Reclaimed surface mine site characteristics and nest box placement influence nest box use by American kestrels Falco sparverius in northern West Virginia and southern Pennsylvania, USA
Published source details
Wilmers T.J. (1982) Kestrel use of nest boxes on reclaimed surface mines in West Virginia and Pennsylvania. M.S. Thesis, West Virginia University, Morgantown. 182 pp. (added by: Showler D.A. 2010).
American kestrels Falco sparverius will readily nest in suitably designed nest boxes but placement influences box uptake. In this study, how box placement and reclaimed surface mine characteristics influence box uptake was investigated in northern West Virginia and southern Pennsylvania.

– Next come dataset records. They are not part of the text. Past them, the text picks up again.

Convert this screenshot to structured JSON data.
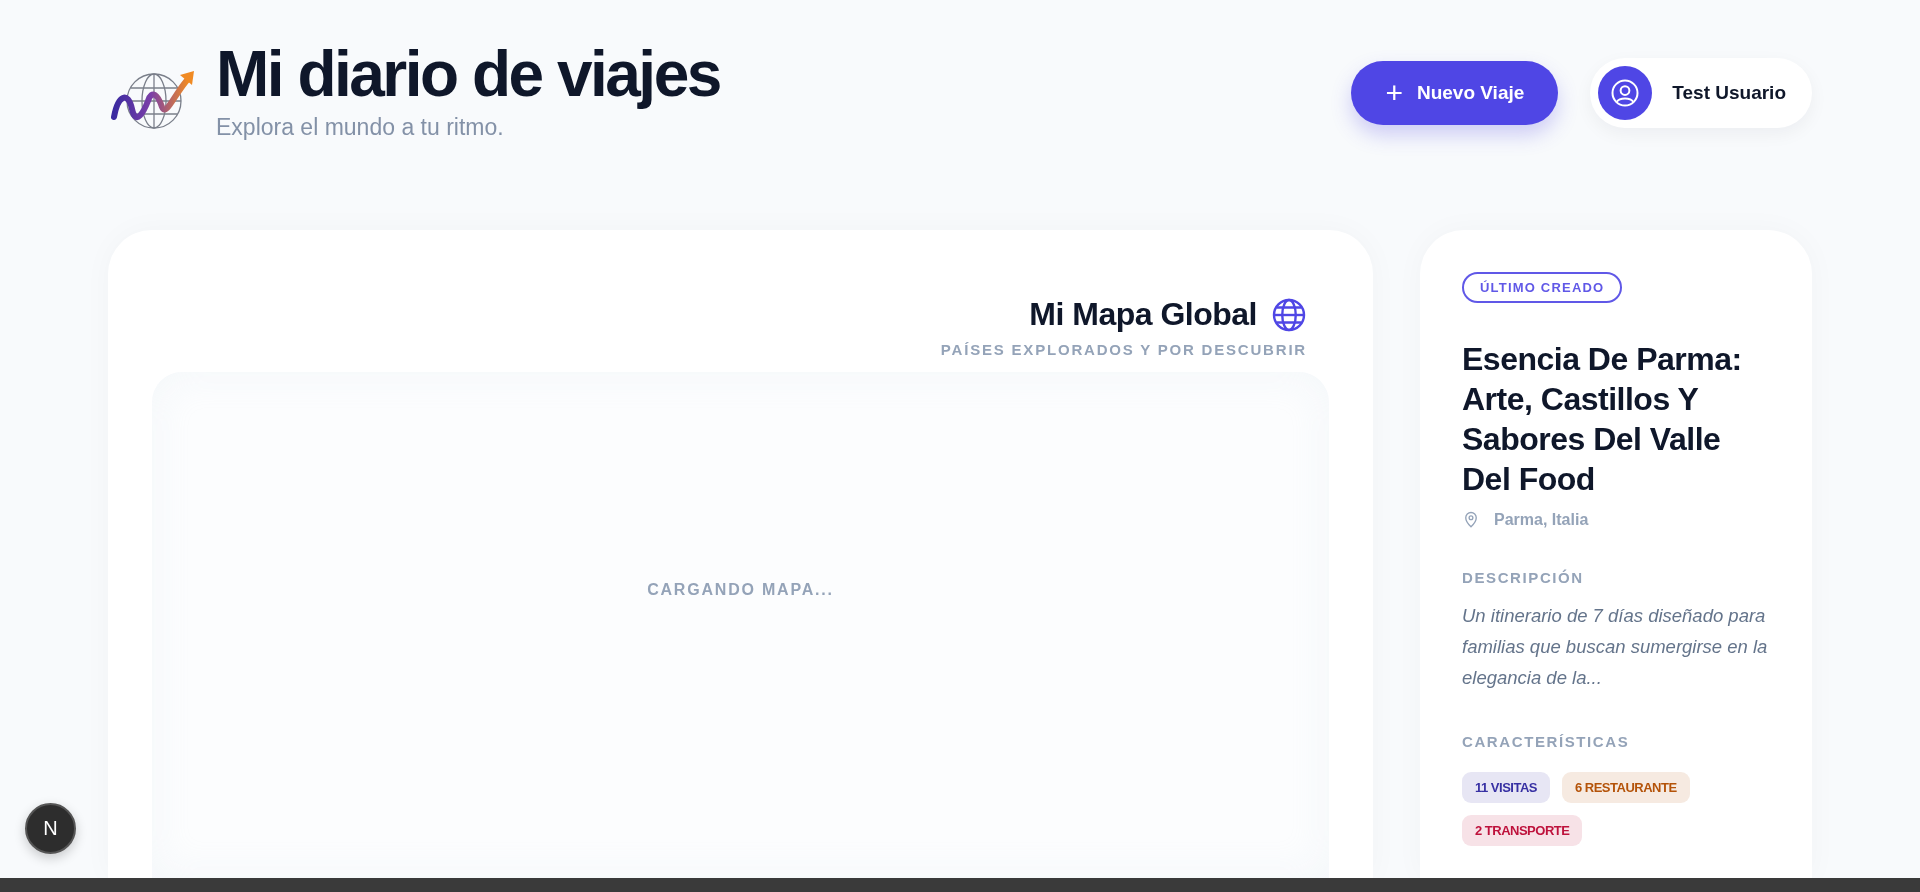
{
  "header": {
    "title": "Mi diario de viajes",
    "subtitle": "Explora el mundo a tu ritmo.",
    "new_trip_button": {
      "icon": "+",
      "label": "Nuevo Viaje"
    },
    "user": {
      "name": "Test Usuario"
    }
  },
  "map_card": {
    "title": "Mi Mapa Global",
    "subtitle": "PAÍSES EXPLORADOS Y POR DESCUBRIR",
    "loading_text": "CARGANDO MAPA..."
  },
  "latest_trip": {
    "badge": "ÚLTIMO CREADO",
    "title": "Esencia De Parma: Arte, Castillos Y Sabores Del Valle Del Food",
    "location": "Parma, Italia",
    "description_label": "DESCRIPCIÓN",
    "description": "Un itinerario de 7 días diseñado para familias que buscan sumergirse en la elegancia de la...",
    "features_label": "CARACTERÍSTICAS",
    "features": [
      {
        "label": "11 VISITAS",
        "color": "#3730a3"
      },
      {
        "label": "6 RESTAURANTE",
        "color": "#b45309"
      },
      {
        "label": "2 TRANSPORTE",
        "color": "#be123c"
      }
    ]
  },
  "dev_badge": {
    "label": "N"
  }
}
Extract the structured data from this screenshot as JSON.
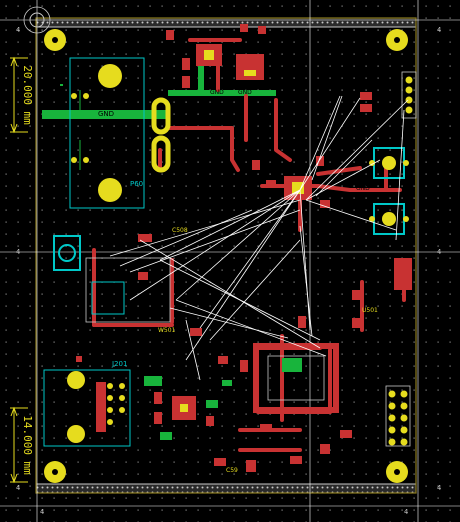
{
  "dimensions": {
    "top": "20.000 mm",
    "bottom": "14.000 mm"
  },
  "nets": {
    "gnd": "GND"
  },
  "references": {
    "p60": "P60",
    "j201": "J201",
    "c508": "C508",
    "u501": "U501",
    "w501": "W501",
    "c59": "C59"
  },
  "corner_marks": [
    "4",
    "4",
    "4",
    "4",
    "4",
    "4",
    "4",
    "4"
  ],
  "colors": {
    "background": "#000000",
    "board_outline": "#c8c8c8",
    "front_copper": "#c83232",
    "ground_pour": "#18b43c",
    "pad_yellow": "#e6dc1e",
    "ratsnest": "#ffffff",
    "silkscreen": "#00c8c8",
    "grid_dot": "#8a8a8a",
    "dimension": "#e6dc1e"
  }
}
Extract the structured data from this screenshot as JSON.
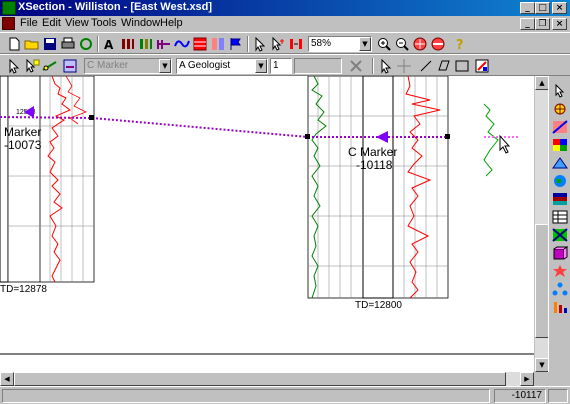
{
  "window": {
    "title": "XSection - Williston - [East West.xsd]",
    "controls": {
      "minimize": "_",
      "maximize": "□",
      "close": "×"
    },
    "mdi_controls": {
      "minimize": "_",
      "restore": "❐",
      "close": "×"
    }
  },
  "menu": {
    "items": [
      {
        "label": "File"
      },
      {
        "label": "Edit"
      },
      {
        "label": "View"
      },
      {
        "label": "Tools"
      },
      {
        "label": "Window"
      },
      {
        "label": "Help"
      }
    ]
  },
  "toolbar1": {
    "zoom": "58%"
  },
  "toolbar2": {
    "marker_select": "C Marker",
    "geologist_select": "A Geologist",
    "number_field": "1"
  },
  "canvas": {
    "left_well_marker": {
      "line1": "Marker",
      "line2": "-10073"
    },
    "right_well_marker": {
      "line1": "C Marker",
      "line2": "-10118"
    },
    "left_well_td": "TD=12878",
    "right_well_td": "TD=12800",
    "left_well_top_depth": "12538"
  },
  "statusbar": {
    "value": "-10117"
  },
  "colors": {
    "titlebar": "#000080",
    "marker_line": "#9900cc",
    "gamma_ray": "#008000",
    "resistivity": "#ff0000",
    "marker_flag": "#8000ff"
  }
}
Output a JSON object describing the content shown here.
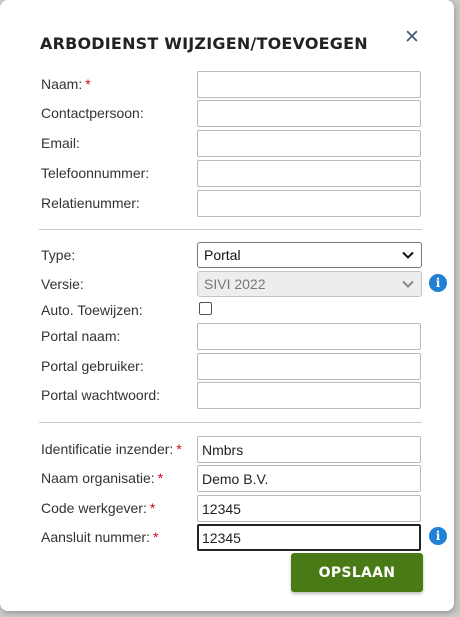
{
  "dialog": {
    "title": "ARBODIENST WIJZIGEN/TOEVOEGEN",
    "close_icon": "close-icon",
    "required_marker": "*",
    "save_label": "OPSLAAN"
  },
  "section1": {
    "naam": {
      "label": "Naam:",
      "required": true,
      "value": ""
    },
    "contactpersoon": {
      "label": "Contactpersoon:",
      "value": ""
    },
    "email": {
      "label": "Email:",
      "value": ""
    },
    "telefoonnummer": {
      "label": "Telefoonnummer:",
      "value": ""
    },
    "relatienummer": {
      "label": "Relatienummer:",
      "value": ""
    }
  },
  "section2": {
    "type": {
      "label": "Type:",
      "value": "Portal"
    },
    "versie": {
      "label": "Versie:",
      "value": "SIVI 2022",
      "disabled": true,
      "info_icon": "info-icon"
    },
    "auto_toewijzen": {
      "label": "Auto. Toewijzen:",
      "checked": false
    },
    "portal_naam": {
      "label": "Portal naam:",
      "value": ""
    },
    "portal_gebruiker": {
      "label": "Portal gebruiker:",
      "value": ""
    },
    "portal_wachtwoord": {
      "label": "Portal wachtwoord:",
      "value": ""
    }
  },
  "section3": {
    "identificatie_inzender": {
      "label": "Identificatie inzender:",
      "required": true,
      "value": "Nmbrs"
    },
    "naam_organisatie": {
      "label": "Naam organisatie:",
      "required": true,
      "value": "Demo B.V."
    },
    "code_werkgever": {
      "label": "Code werkgever:",
      "required": true,
      "value": "12345"
    },
    "aansluit_nummer": {
      "label": "Aansluit nummer:",
      "required": true,
      "value": "12345",
      "info_icon": "info-icon"
    }
  },
  "colors": {
    "primary_button": "#4a7a16",
    "info": "#1f80d6",
    "required": "#d0021b"
  }
}
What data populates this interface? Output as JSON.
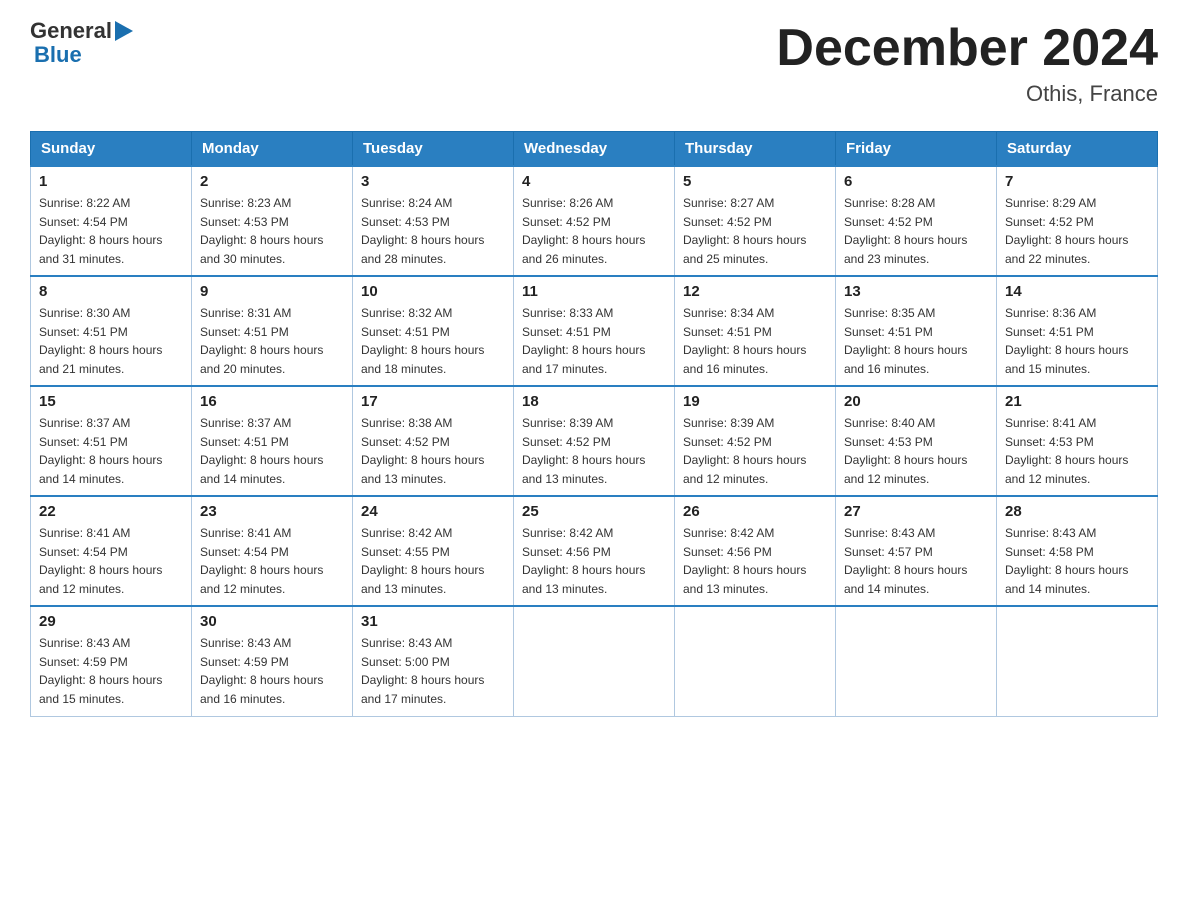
{
  "logo": {
    "general": "General",
    "blue": "Blue"
  },
  "title": "December 2024",
  "location": "Othis, France",
  "weekdays": [
    "Sunday",
    "Monday",
    "Tuesday",
    "Wednesday",
    "Thursday",
    "Friday",
    "Saturday"
  ],
  "weeks": [
    [
      {
        "day": "1",
        "sunrise": "8:22 AM",
        "sunset": "4:54 PM",
        "daylight": "8 hours and 31 minutes."
      },
      {
        "day": "2",
        "sunrise": "8:23 AM",
        "sunset": "4:53 PM",
        "daylight": "8 hours and 30 minutes."
      },
      {
        "day": "3",
        "sunrise": "8:24 AM",
        "sunset": "4:53 PM",
        "daylight": "8 hours and 28 minutes."
      },
      {
        "day": "4",
        "sunrise": "8:26 AM",
        "sunset": "4:52 PM",
        "daylight": "8 hours and 26 minutes."
      },
      {
        "day": "5",
        "sunrise": "8:27 AM",
        "sunset": "4:52 PM",
        "daylight": "8 hours and 25 minutes."
      },
      {
        "day": "6",
        "sunrise": "8:28 AM",
        "sunset": "4:52 PM",
        "daylight": "8 hours and 23 minutes."
      },
      {
        "day": "7",
        "sunrise": "8:29 AM",
        "sunset": "4:52 PM",
        "daylight": "8 hours and 22 minutes."
      }
    ],
    [
      {
        "day": "8",
        "sunrise": "8:30 AM",
        "sunset": "4:51 PM",
        "daylight": "8 hours and 21 minutes."
      },
      {
        "day": "9",
        "sunrise": "8:31 AM",
        "sunset": "4:51 PM",
        "daylight": "8 hours and 20 minutes."
      },
      {
        "day": "10",
        "sunrise": "8:32 AM",
        "sunset": "4:51 PM",
        "daylight": "8 hours and 18 minutes."
      },
      {
        "day": "11",
        "sunrise": "8:33 AM",
        "sunset": "4:51 PM",
        "daylight": "8 hours and 17 minutes."
      },
      {
        "day": "12",
        "sunrise": "8:34 AM",
        "sunset": "4:51 PM",
        "daylight": "8 hours and 16 minutes."
      },
      {
        "day": "13",
        "sunrise": "8:35 AM",
        "sunset": "4:51 PM",
        "daylight": "8 hours and 16 minutes."
      },
      {
        "day": "14",
        "sunrise": "8:36 AM",
        "sunset": "4:51 PM",
        "daylight": "8 hours and 15 minutes."
      }
    ],
    [
      {
        "day": "15",
        "sunrise": "8:37 AM",
        "sunset": "4:51 PM",
        "daylight": "8 hours and 14 minutes."
      },
      {
        "day": "16",
        "sunrise": "8:37 AM",
        "sunset": "4:51 PM",
        "daylight": "8 hours and 14 minutes."
      },
      {
        "day": "17",
        "sunrise": "8:38 AM",
        "sunset": "4:52 PM",
        "daylight": "8 hours and 13 minutes."
      },
      {
        "day": "18",
        "sunrise": "8:39 AM",
        "sunset": "4:52 PM",
        "daylight": "8 hours and 13 minutes."
      },
      {
        "day": "19",
        "sunrise": "8:39 AM",
        "sunset": "4:52 PM",
        "daylight": "8 hours and 12 minutes."
      },
      {
        "day": "20",
        "sunrise": "8:40 AM",
        "sunset": "4:53 PM",
        "daylight": "8 hours and 12 minutes."
      },
      {
        "day": "21",
        "sunrise": "8:41 AM",
        "sunset": "4:53 PM",
        "daylight": "8 hours and 12 minutes."
      }
    ],
    [
      {
        "day": "22",
        "sunrise": "8:41 AM",
        "sunset": "4:54 PM",
        "daylight": "8 hours and 12 minutes."
      },
      {
        "day": "23",
        "sunrise": "8:41 AM",
        "sunset": "4:54 PM",
        "daylight": "8 hours and 12 minutes."
      },
      {
        "day": "24",
        "sunrise": "8:42 AM",
        "sunset": "4:55 PM",
        "daylight": "8 hours and 13 minutes."
      },
      {
        "day": "25",
        "sunrise": "8:42 AM",
        "sunset": "4:56 PM",
        "daylight": "8 hours and 13 minutes."
      },
      {
        "day": "26",
        "sunrise": "8:42 AM",
        "sunset": "4:56 PM",
        "daylight": "8 hours and 13 minutes."
      },
      {
        "day": "27",
        "sunrise": "8:43 AM",
        "sunset": "4:57 PM",
        "daylight": "8 hours and 14 minutes."
      },
      {
        "day": "28",
        "sunrise": "8:43 AM",
        "sunset": "4:58 PM",
        "daylight": "8 hours and 14 minutes."
      }
    ],
    [
      {
        "day": "29",
        "sunrise": "8:43 AM",
        "sunset": "4:59 PM",
        "daylight": "8 hours and 15 minutes."
      },
      {
        "day": "30",
        "sunrise": "8:43 AM",
        "sunset": "4:59 PM",
        "daylight": "8 hours and 16 minutes."
      },
      {
        "day": "31",
        "sunrise": "8:43 AM",
        "sunset": "5:00 PM",
        "daylight": "8 hours and 17 minutes."
      },
      null,
      null,
      null,
      null
    ]
  ]
}
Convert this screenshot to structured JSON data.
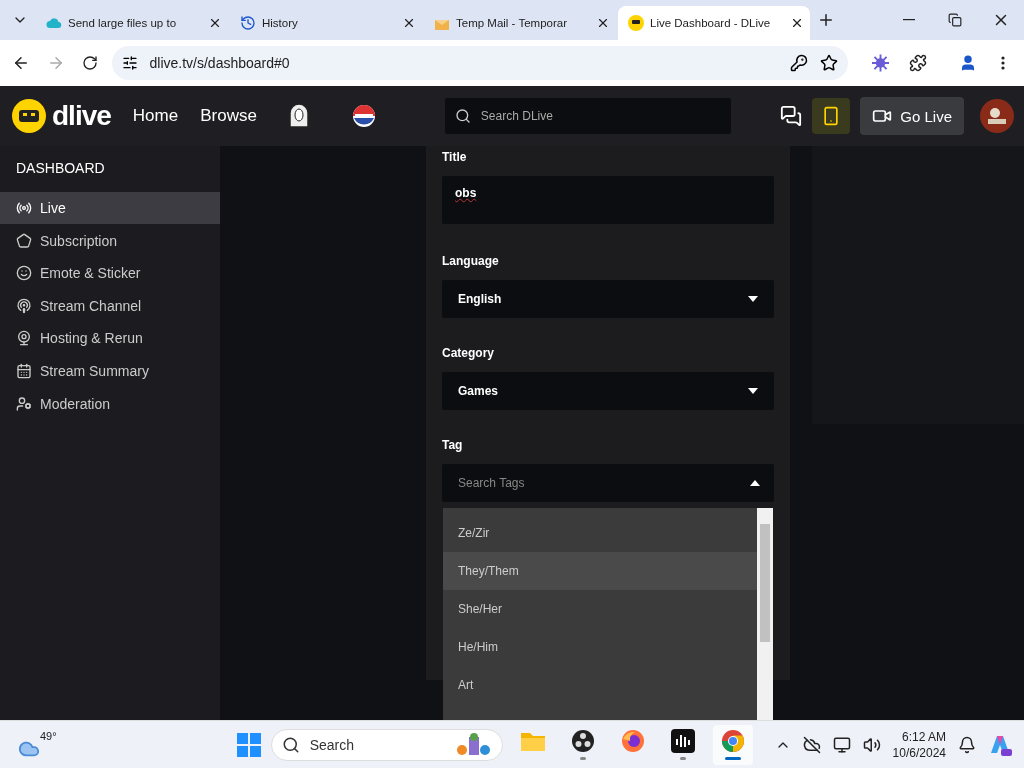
{
  "browser": {
    "tabs": [
      {
        "title": "Send large files up to",
        "selected": false
      },
      {
        "title": "History",
        "selected": false
      },
      {
        "title": "Temp Mail - Temporar",
        "selected": false
      },
      {
        "title": "Live Dashboard - DLive",
        "selected": true
      }
    ],
    "address": "dlive.tv/s/dashboard#0"
  },
  "header": {
    "logo": "dlive",
    "nav": [
      "Home",
      "Browse"
    ],
    "search": {
      "placeholder": "Search DLive"
    },
    "go_live": "Go Live"
  },
  "sidebar": {
    "title": "DASHBOARD",
    "items": [
      {
        "label": "Live",
        "selected": true
      },
      {
        "label": "Subscription",
        "selected": false
      },
      {
        "label": "Emote & Sticker",
        "selected": false
      },
      {
        "label": "Stream Channel",
        "selected": false
      },
      {
        "label": "Hosting & Rerun",
        "selected": false
      },
      {
        "label": "Stream Summary",
        "selected": false
      },
      {
        "label": "Moderation",
        "selected": false
      }
    ]
  },
  "form": {
    "title": {
      "label": "Title",
      "value": "obs"
    },
    "language": {
      "label": "Language",
      "value": "English"
    },
    "category": {
      "label": "Category",
      "value": "Games"
    },
    "tag": {
      "label": "Tag",
      "placeholder": "Search Tags",
      "expanded": true,
      "options": [
        {
          "label": "Ze/Zir",
          "highlighted": false
        },
        {
          "label": "They/Them",
          "highlighted": true
        },
        {
          "label": "She/Her",
          "highlighted": false
        },
        {
          "label": "He/Him",
          "highlighted": false
        },
        {
          "label": "Art",
          "highlighted": false
        }
      ]
    }
  },
  "taskbar": {
    "weather": "49°",
    "search": {
      "placeholder": "Search"
    },
    "apps": [
      {
        "kind": "files",
        "running": false,
        "active": false
      },
      {
        "kind": "obs",
        "running": true,
        "active": false
      },
      {
        "kind": "firefox",
        "running": false,
        "active": false
      },
      {
        "kind": "audio",
        "running": true,
        "active": false
      },
      {
        "kind": "chrome",
        "running": true,
        "active": true
      }
    ],
    "time": "6:12 AM",
    "date": "10/6/2024"
  }
}
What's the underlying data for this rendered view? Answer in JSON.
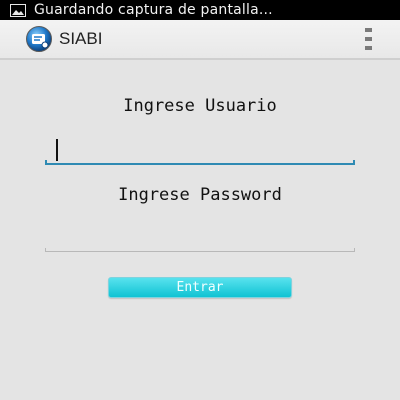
{
  "status_bar": {
    "notification_text": "Guardando captura de pantalla...",
    "notification_icon": "image-icon"
  },
  "action_bar": {
    "title": "SIABI",
    "app_icon": "siabi-logo-icon",
    "menu_icon": "overflow-menu-icon"
  },
  "form": {
    "user_label": "Ingrese Usuario",
    "user_value": "",
    "password_label": "Ingrese Password",
    "password_value": "",
    "submit_label": "Entrar"
  },
  "colors": {
    "background": "#e4e4e4",
    "status_bar": "#000000",
    "focus_underline": "#2f8ab3",
    "button": "#10c3d3"
  }
}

In 1980, 60 nest boxes were erected at 18 mines, and in 1981, 91 were erected at 24 mines. During March to August 1980 and 1981, box use and nesting outcome was monitored. Natural nest cavities were mostly absent. To examine factors that might influence box use, the following were recorded: box location characteristics, vegetation characteristics of each mine, and insect and rodent abundance (i.e. potential kestrel prey items).
Kestrels used 14 of 60 (23%) boxes on 10 of 18 (56%) mines in 1980, and 33 of 91 (36%) boxes on 19 of 24 (79%) mines in 1981. During the 2-year study, 122 young fledged from the boxes. Nesting chronology, clutch sizes and numbers of young fledged were comparable to that reported in published studies of American kestrels on unmined areas.
The distance of a box to a woodland edge was the most important measured variable in predicting kestrel box use in both years. Only 10 of 65 (15%) woodland edge boxes were used compared with 47% of boxes located 50 m or more from a woodland edge. The author recommends therefore, that for best uptake, boxes should be erected on isolated trees that are at least 50 m from a woodland edge. Mines where kestrels used boxes had significantly lower bare ground cover and a deeper litter layer than unused mines.
Note: If using or referring to this thesis, please quote the original citation. A published Thesis abstract can be viewed in Journal of Raptor Research (spring 1983), 17, 30-31